“There’s no question there will be a fair number of settlements,” said David Calhoun, a Blackstone executive and longtime Boeing board member. “Our company and our balance sheet has provided for what we think that resolution will be.”
The 737 Max fleet of nearly 500 planes has been grounded across the globe since mid-March following two crashes over less than five months that killed 346 people combined. The grounding has forced airlines to cancel thousands of flights, driven up costs and dented airlines’ profits.
To make up for the expected loss in services, Boeing in the second quarter took a $4.9 billion after-tax charge to compensate airlines but final amounts are unknown because regulators haven’t yet lifted the grounding.
Likewise, Southwest Airlines, the largest U.S. operator of the Max, said late October that the grounding cost it $210 million in revenue in the quarter and $435 million in revenue in the first nine months of the year. The airline added that it expects “the damages to grow into 2020.”
“We’re not happy about our situation,” Southwest CEO Gary Kelly told CNBC’s “Squawk on the Street” in October. “We put our future in the hands of Boeing in the Max and we’re grounded. I want to settle with Boeing to settle our damages.”
It’s a problem that Calhoun said he understands.
“There’s no question: We have let him down. He knows [the Max] has served him well and he knows it has served his safely,” Calhoun said of Kelly on “Squawk Box.” “But this gap, where he needs capacity and it’s not there, is a real problem for him. Anybody at that moment in time has to make the decision that we’re going to consider other alternatives.”
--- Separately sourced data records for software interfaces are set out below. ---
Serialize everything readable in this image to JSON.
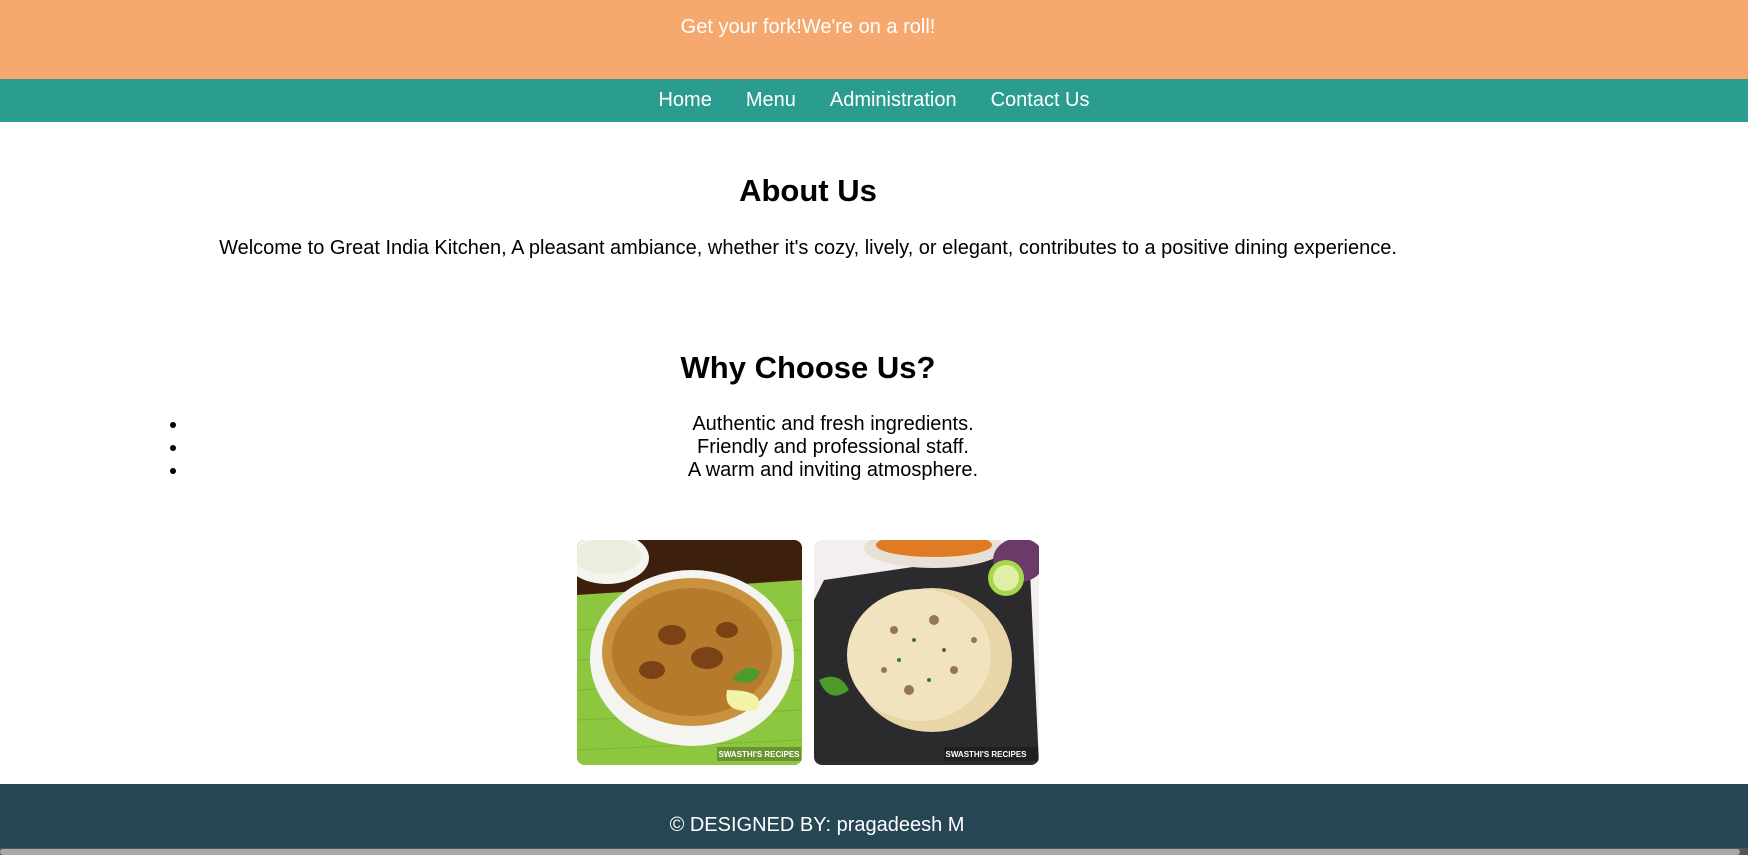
{
  "banner": {
    "text": "Get your fork!We're on a roll!",
    "color": "#f6a96f"
  },
  "nav": {
    "color": "#2a9d8f",
    "items": [
      {
        "label": "Home"
      },
      {
        "label": "Menu"
      },
      {
        "label": "Administration"
      },
      {
        "label": "Contact Us"
      }
    ]
  },
  "about": {
    "title": "About Us",
    "text": "Welcome to Great India Kitchen, A pleasant ambiance, whether it's cozy, lively, or elegant, contributes to a positive dining experience."
  },
  "why": {
    "title": "Why Choose Us?",
    "items": [
      "Authentic and fresh ingredients.",
      "Friendly and professional staff.",
      "A warm and inviting atmosphere."
    ]
  },
  "gallery": {
    "images": [
      {
        "icon": "biryani-image",
        "watermark": "SWASTHI'S RECIPES"
      },
      {
        "icon": "naan-image",
        "watermark": "SWASTHI'S RECIPES"
      }
    ]
  },
  "footer": {
    "text": "© DESIGNED BY: pragadeesh M",
    "color": "#264653"
  }
}
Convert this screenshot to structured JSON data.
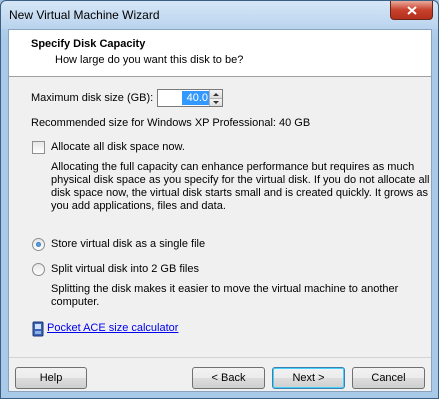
{
  "window": {
    "title": "New Virtual Machine Wizard"
  },
  "header": {
    "title": "Specify Disk Capacity",
    "subtitle": "How large do you want this disk to be?"
  },
  "disk_size": {
    "label": "Maximum disk size (GB):",
    "value": "40.0",
    "recommended": "Recommended size for Windows XP Professional: 40 GB"
  },
  "allocate": {
    "label": "Allocate all disk space now.",
    "checked": false,
    "description_lines": [
      "Allocating the full capacity can enhance performance but requires as much",
      "physical disk space as you specify for the virtual disk. If you do not allocate all",
      "disk space now, the virtual disk starts small and is created quickly. It grows as",
      "you add applications, files and data."
    ]
  },
  "storage_options": {
    "single_label": "Store virtual disk as a single file",
    "split_label": "Split virtual disk into 2 GB files",
    "selected": "single",
    "split_description_lines": [
      "Splitting the disk makes it easier to move the virtual machine to another",
      "computer."
    ]
  },
  "calculator_link": {
    "label": "Pocket ACE size calculator",
    "icon": "device-icon"
  },
  "buttons": {
    "help": "Help",
    "back": "< Back",
    "next": "Next >",
    "cancel": "Cancel"
  },
  "colors": {
    "selection": "#3399ff",
    "link": "#0000ee",
    "titlebar": "#b9d3ee",
    "close": "#c7412c"
  }
}
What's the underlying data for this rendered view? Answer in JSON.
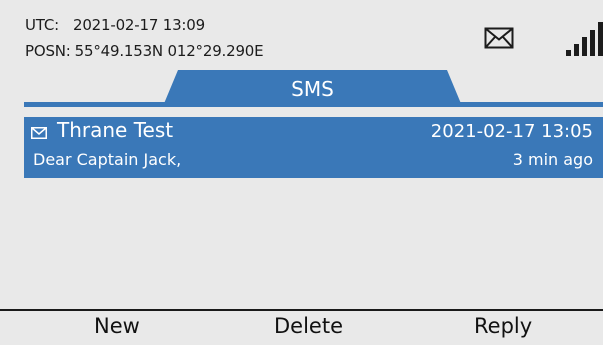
{
  "status": {
    "utc_label": "UTC:",
    "utc_value": "2021-02-17  13:09",
    "posn_label": "POSN:",
    "posn_value": "55°49.153N  012°29.290E",
    "message_indicator_icon": "envelope-icon",
    "signal_icon": "signal-strength-icon"
  },
  "tab": {
    "label": "SMS"
  },
  "messages": [
    {
      "icon": "envelope-icon",
      "sender": "Thrane Test",
      "datetime": "2021-02-17 13:05",
      "preview": "Dear Captain Jack,",
      "age": "3 min ago",
      "selected": true
    }
  ],
  "softkeys": {
    "left": "New",
    "center": "Delete",
    "right": "Reply"
  },
  "colors": {
    "accent": "#3a78b8",
    "background": "#e9e9e9",
    "text": "#1c1c1c",
    "selected_text": "#ffffff"
  }
}
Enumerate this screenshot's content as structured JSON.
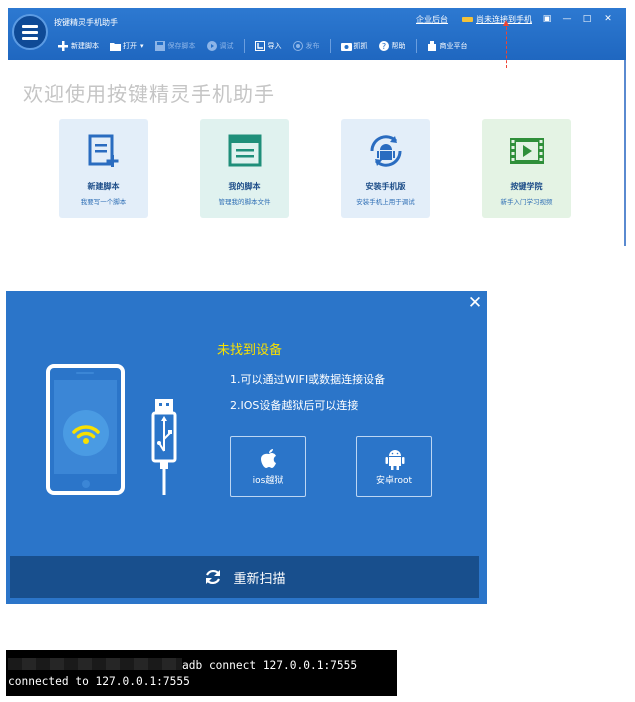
{
  "app": {
    "title": "按键精灵手机助手",
    "enterprise_link": "企业后台",
    "device_status": "尚未连接到手机",
    "toolbar": [
      {
        "id": "new",
        "label": "新建脚本",
        "icon": "plus-icon",
        "enabled": true
      },
      {
        "id": "open",
        "label": "打开",
        "icon": "folder-icon",
        "enabled": true,
        "has_dropdown": true
      },
      {
        "id": "save",
        "label": "保存脚本",
        "icon": "save-icon",
        "enabled": false
      },
      {
        "id": "debug",
        "label": "调试",
        "icon": "play-icon",
        "enabled": false
      },
      {
        "id": "import",
        "label": "导入",
        "icon": "import-icon",
        "enabled": true
      },
      {
        "id": "publish",
        "label": "发布",
        "icon": "publish-icon",
        "enabled": false
      },
      {
        "id": "capture",
        "label": "抓抓",
        "icon": "camera-icon",
        "enabled": true
      },
      {
        "id": "help",
        "label": "帮助",
        "icon": "help-icon",
        "enabled": true
      },
      {
        "id": "biz",
        "label": "商业平台",
        "icon": "biz-icon",
        "enabled": true
      }
    ],
    "welcome": "欢迎使用按键精灵手机助手",
    "tiles": [
      {
        "title": "新建脚本",
        "subtitle": "我要写一个脚本",
        "icon": "new-script-icon",
        "bg": "#e3eef9",
        "color": "#2a6cc0"
      },
      {
        "title": "我的脚本",
        "subtitle": "管理我的脚本文件",
        "icon": "my-scripts-icon",
        "bg": "#e0f2ef",
        "color": "#1f8f7a"
      },
      {
        "title": "安装手机版",
        "subtitle": "安装手机上用于调试",
        "icon": "install-android-icon",
        "bg": "#e3eef9",
        "color": "#2a6cc0"
      },
      {
        "title": "按键学院",
        "subtitle": "新手入门学习视频",
        "icon": "video-academy-icon",
        "bg": "#e4f3e4",
        "color": "#2f8f3a"
      }
    ]
  },
  "dialog": {
    "no_device": "未找到设备",
    "tips": [
      "1.可以通过WIFI或数据连接设备",
      "2.IOS设备越狱后可以连接"
    ],
    "ios_button": "ios越狱",
    "android_button": "安卓root",
    "rescan": "重新扫描"
  },
  "terminal": {
    "command": "adb connect 127.0.0.1:7555",
    "output": "connected to 127.0.0.1:7555"
  },
  "colors": {
    "titlebar": "#2470c8",
    "dialog_bg": "#2b75c9",
    "rescan_bar": "#184f8d",
    "warning_text": "#f8e000",
    "annotation_arrow": "#e43"
  }
}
Boeing’s current rival to the 737 Max is Airbus.
“We’re going to have to step up to the plate if and when that day happens and put our best foot forward,” Calhoun added.
Shares of Boeing were up about 1.2% in premarket trading.